**Exercise description**
In the records that follow, find each line containing "placeholder" and copy it.

**Supplied records**
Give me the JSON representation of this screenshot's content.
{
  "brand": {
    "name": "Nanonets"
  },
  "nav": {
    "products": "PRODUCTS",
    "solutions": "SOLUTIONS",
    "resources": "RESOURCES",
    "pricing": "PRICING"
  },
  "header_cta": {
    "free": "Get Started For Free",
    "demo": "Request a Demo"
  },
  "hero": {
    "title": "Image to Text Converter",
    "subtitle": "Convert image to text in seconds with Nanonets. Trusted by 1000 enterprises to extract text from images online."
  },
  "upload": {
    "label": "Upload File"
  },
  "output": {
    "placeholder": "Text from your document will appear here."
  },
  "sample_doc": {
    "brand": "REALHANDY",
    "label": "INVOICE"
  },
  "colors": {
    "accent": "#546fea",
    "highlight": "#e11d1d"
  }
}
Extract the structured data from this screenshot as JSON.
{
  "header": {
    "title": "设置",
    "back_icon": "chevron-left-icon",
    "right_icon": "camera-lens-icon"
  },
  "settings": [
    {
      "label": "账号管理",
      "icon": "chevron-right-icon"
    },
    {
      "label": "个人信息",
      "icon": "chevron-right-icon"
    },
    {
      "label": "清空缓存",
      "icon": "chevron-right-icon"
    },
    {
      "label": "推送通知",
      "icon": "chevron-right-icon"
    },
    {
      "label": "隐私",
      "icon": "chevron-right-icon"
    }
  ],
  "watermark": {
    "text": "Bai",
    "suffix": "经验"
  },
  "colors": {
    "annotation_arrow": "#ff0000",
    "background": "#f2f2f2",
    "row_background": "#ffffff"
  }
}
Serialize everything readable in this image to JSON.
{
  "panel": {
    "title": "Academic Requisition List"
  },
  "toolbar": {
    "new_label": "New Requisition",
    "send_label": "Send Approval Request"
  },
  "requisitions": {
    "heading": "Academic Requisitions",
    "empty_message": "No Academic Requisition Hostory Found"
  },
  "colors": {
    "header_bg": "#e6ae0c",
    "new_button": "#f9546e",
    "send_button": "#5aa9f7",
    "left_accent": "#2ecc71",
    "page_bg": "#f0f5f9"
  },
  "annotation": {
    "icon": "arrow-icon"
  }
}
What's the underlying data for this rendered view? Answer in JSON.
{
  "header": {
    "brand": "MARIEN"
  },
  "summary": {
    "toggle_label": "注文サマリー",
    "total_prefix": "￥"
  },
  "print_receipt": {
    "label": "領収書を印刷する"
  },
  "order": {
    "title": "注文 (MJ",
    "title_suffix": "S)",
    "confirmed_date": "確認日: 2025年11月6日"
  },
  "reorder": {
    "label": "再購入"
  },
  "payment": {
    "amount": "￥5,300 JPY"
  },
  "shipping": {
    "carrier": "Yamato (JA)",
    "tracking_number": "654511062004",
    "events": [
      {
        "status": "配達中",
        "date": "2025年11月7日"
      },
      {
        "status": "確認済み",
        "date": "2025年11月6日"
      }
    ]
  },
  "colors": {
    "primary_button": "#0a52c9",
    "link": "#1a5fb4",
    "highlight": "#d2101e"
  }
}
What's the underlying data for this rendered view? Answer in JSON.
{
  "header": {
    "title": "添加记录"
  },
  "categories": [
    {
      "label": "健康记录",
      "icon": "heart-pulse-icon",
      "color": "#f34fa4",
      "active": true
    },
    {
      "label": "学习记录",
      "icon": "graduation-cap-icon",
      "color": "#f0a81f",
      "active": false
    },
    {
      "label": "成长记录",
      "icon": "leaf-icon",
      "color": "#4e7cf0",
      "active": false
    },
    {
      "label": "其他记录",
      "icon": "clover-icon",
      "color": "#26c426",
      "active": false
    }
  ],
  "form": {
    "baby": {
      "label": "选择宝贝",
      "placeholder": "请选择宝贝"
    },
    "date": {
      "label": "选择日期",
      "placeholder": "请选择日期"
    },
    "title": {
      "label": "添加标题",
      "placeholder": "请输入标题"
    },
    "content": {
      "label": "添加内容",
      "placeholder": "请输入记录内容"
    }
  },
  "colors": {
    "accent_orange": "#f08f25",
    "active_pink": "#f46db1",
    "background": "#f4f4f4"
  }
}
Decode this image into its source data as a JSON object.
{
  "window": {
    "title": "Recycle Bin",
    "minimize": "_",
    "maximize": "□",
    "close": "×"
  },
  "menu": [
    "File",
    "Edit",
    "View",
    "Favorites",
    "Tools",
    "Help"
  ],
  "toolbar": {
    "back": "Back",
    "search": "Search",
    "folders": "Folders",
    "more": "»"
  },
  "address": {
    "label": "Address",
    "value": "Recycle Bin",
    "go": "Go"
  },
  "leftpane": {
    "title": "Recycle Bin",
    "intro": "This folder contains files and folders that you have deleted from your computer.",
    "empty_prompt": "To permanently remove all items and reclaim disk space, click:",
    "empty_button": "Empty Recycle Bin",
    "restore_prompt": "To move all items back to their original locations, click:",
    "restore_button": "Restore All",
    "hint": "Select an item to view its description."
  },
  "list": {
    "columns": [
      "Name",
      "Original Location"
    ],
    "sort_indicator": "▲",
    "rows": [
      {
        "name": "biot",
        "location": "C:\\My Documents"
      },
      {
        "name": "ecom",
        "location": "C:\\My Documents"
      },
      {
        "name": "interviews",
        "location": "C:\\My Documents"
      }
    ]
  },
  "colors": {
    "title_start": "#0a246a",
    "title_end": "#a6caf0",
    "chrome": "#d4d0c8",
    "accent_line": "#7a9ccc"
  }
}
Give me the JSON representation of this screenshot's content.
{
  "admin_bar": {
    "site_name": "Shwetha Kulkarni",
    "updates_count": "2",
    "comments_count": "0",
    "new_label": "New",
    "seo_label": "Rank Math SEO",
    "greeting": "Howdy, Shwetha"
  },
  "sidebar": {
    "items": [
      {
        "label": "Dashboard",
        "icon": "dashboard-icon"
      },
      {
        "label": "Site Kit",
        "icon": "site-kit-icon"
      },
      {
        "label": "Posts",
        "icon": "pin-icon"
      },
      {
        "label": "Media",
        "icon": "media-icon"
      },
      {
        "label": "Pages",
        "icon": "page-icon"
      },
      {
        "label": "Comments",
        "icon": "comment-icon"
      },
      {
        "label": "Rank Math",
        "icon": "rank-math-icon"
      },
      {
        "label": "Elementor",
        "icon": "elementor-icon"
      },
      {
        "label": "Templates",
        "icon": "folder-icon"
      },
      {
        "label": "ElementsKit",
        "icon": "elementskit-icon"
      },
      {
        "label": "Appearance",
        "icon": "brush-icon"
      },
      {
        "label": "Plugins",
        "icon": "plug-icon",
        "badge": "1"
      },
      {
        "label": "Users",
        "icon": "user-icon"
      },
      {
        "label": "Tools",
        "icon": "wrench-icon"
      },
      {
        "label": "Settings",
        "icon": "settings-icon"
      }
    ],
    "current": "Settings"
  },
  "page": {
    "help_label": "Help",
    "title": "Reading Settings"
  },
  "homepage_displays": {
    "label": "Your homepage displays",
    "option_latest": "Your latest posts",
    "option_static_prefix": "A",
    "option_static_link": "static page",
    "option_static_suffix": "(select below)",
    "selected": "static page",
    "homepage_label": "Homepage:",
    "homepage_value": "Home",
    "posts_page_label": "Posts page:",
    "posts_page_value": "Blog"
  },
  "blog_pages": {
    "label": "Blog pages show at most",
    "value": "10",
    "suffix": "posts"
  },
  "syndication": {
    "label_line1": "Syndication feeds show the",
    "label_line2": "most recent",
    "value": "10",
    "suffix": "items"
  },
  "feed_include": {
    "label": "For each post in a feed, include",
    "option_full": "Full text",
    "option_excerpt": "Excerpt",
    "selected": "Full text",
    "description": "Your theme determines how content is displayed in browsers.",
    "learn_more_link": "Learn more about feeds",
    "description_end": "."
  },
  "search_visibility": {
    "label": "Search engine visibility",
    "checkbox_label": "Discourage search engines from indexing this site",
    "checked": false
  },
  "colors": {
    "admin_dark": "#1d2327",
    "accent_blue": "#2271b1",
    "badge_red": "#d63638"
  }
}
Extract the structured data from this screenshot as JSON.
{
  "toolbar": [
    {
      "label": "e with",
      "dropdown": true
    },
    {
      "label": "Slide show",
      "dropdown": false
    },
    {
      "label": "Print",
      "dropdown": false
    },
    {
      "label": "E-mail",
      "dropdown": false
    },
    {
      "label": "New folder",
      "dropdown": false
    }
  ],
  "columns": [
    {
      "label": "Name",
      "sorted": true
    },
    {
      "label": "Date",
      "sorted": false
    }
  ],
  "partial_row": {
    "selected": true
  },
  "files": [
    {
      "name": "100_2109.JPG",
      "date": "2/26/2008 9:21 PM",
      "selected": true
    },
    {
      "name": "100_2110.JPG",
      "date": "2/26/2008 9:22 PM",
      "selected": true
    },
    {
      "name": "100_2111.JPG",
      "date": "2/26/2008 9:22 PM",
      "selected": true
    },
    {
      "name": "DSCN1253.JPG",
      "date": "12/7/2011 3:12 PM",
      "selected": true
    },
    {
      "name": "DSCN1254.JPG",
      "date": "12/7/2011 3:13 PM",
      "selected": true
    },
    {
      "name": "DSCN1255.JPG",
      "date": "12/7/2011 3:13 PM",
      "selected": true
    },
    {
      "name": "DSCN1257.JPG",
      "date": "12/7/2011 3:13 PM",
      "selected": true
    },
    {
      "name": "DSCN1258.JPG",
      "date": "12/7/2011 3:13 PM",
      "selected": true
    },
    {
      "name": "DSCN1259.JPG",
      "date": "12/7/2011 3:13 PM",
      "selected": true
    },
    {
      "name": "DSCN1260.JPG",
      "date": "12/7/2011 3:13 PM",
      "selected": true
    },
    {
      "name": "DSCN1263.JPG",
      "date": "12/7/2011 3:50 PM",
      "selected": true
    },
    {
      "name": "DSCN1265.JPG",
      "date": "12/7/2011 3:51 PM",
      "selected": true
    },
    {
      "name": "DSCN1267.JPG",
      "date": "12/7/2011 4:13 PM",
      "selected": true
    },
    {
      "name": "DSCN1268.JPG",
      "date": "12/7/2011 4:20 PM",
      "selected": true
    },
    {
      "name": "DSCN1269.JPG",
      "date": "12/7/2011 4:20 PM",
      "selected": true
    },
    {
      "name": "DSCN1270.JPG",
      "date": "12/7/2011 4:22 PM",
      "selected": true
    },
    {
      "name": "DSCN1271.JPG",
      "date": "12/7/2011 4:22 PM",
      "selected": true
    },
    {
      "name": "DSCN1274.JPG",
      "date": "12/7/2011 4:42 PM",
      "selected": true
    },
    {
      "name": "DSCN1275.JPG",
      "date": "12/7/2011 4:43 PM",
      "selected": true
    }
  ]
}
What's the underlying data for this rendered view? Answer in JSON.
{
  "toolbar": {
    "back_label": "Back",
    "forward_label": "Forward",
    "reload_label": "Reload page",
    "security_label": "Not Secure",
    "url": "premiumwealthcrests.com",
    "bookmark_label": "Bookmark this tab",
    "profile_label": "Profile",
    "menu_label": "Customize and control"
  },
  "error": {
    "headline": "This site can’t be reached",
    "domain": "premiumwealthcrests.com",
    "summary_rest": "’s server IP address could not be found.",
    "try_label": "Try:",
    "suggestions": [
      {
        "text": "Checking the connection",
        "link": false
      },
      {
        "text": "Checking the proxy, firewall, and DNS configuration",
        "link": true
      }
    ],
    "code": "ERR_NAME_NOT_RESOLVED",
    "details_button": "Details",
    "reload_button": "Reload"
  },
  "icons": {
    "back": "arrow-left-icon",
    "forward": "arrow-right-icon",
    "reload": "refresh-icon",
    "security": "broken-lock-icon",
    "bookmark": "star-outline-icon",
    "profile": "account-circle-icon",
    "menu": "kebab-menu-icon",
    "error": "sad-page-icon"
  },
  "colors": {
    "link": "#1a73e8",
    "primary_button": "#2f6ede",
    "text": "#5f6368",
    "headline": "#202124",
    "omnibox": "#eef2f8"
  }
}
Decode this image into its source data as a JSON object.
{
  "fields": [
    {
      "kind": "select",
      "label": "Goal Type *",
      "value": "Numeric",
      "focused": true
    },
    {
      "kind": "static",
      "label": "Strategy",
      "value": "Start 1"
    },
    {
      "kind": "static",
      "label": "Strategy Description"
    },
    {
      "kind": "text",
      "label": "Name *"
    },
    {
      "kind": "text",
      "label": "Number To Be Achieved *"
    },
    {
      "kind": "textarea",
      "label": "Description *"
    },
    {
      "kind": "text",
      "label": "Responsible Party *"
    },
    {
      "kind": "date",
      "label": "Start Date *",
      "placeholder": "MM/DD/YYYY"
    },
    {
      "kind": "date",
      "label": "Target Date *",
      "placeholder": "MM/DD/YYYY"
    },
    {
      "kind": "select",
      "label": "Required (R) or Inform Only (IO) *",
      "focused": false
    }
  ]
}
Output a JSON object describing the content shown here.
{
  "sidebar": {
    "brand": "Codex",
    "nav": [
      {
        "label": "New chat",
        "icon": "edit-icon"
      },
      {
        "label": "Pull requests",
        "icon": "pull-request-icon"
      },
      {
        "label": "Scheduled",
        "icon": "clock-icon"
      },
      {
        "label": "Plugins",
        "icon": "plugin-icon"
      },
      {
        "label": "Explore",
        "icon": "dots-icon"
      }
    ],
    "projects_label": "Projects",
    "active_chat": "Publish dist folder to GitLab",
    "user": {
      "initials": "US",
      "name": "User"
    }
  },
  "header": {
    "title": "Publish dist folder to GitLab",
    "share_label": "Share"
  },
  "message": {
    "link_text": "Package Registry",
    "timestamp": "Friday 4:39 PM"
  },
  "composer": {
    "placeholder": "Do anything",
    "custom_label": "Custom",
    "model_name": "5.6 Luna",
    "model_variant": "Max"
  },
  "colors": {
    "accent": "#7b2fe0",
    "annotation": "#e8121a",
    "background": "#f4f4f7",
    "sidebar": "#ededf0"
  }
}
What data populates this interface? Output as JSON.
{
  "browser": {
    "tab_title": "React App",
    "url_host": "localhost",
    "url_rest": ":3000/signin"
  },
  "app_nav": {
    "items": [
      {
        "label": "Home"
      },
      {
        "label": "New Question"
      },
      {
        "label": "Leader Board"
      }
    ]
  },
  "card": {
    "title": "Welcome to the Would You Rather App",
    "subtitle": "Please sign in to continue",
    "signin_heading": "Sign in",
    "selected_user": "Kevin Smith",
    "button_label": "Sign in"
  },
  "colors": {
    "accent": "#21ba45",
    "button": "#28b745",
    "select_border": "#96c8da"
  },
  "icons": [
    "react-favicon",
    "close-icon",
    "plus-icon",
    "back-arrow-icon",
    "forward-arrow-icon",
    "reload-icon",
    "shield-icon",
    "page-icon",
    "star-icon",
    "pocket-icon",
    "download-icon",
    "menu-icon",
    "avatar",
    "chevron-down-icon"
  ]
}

**Expected answer**
    "placeholder": "Text from your document will appear here."
      "placeholder": "请选择宝贝"
      "placeholder": "请选择日期"
      "placeholder": "请输入标题"
      "placeholder": "请输入记录内容"
      "placeholder": "MM/DD/YYYY"
      "placeholder": "MM/DD/YYYY"
    "placeholder": "Do anything",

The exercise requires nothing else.